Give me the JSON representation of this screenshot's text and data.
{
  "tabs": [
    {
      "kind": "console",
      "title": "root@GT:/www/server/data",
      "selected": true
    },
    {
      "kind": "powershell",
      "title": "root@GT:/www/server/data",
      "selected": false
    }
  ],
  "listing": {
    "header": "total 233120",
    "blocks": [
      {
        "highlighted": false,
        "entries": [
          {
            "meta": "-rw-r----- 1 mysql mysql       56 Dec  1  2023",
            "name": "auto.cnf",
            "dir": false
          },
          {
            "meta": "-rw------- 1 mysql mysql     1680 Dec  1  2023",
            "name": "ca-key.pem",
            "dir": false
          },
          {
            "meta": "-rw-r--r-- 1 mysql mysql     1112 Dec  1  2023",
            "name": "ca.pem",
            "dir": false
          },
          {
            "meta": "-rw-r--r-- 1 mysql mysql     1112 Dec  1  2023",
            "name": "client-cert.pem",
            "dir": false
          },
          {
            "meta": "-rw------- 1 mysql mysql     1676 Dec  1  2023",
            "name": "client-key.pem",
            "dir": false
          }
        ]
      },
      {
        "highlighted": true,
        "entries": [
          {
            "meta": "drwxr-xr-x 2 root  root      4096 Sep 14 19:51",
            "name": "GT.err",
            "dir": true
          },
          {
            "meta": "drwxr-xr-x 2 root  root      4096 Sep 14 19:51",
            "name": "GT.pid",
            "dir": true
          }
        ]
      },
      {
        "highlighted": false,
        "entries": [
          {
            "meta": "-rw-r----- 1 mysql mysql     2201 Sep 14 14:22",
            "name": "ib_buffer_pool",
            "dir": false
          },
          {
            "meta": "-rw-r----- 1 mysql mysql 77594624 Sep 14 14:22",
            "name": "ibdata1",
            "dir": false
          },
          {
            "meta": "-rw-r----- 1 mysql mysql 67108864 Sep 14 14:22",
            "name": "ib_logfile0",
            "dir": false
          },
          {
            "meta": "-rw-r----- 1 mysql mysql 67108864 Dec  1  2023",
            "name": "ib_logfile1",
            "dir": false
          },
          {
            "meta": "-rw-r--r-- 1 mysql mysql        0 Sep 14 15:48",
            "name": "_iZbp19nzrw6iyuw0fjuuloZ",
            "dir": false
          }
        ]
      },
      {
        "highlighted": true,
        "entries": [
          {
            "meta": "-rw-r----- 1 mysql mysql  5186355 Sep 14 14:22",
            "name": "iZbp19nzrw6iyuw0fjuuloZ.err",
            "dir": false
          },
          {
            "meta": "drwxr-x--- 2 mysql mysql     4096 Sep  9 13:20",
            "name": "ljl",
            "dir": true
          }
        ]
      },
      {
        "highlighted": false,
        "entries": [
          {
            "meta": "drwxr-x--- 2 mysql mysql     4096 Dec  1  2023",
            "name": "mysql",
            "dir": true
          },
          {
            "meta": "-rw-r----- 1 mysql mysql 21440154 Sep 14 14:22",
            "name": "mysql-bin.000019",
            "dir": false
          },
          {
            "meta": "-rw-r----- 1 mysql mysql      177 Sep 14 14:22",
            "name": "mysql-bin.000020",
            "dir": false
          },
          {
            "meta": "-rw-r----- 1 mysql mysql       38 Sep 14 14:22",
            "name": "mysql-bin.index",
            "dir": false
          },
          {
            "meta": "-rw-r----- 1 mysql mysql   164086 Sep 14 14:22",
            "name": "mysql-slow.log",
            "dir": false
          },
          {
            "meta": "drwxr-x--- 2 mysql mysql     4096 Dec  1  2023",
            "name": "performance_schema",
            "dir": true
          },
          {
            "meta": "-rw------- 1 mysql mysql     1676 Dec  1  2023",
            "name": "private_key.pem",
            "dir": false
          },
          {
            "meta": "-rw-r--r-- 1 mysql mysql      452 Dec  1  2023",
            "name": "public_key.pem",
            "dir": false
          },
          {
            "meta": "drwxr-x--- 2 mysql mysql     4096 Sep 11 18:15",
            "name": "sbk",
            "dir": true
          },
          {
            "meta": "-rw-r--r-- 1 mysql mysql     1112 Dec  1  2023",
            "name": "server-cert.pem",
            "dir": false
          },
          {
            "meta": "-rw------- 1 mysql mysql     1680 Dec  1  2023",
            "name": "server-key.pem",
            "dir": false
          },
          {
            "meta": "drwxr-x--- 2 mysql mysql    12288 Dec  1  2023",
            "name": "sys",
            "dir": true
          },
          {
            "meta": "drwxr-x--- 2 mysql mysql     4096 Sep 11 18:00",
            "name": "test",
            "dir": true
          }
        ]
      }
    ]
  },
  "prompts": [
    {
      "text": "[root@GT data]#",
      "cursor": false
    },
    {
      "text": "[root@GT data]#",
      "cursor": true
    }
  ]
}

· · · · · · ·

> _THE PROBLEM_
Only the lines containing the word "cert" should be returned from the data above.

> _EXPECTED OUTPUT_
            "name": "client-cert.pem",
            "name": "server-cert.pem",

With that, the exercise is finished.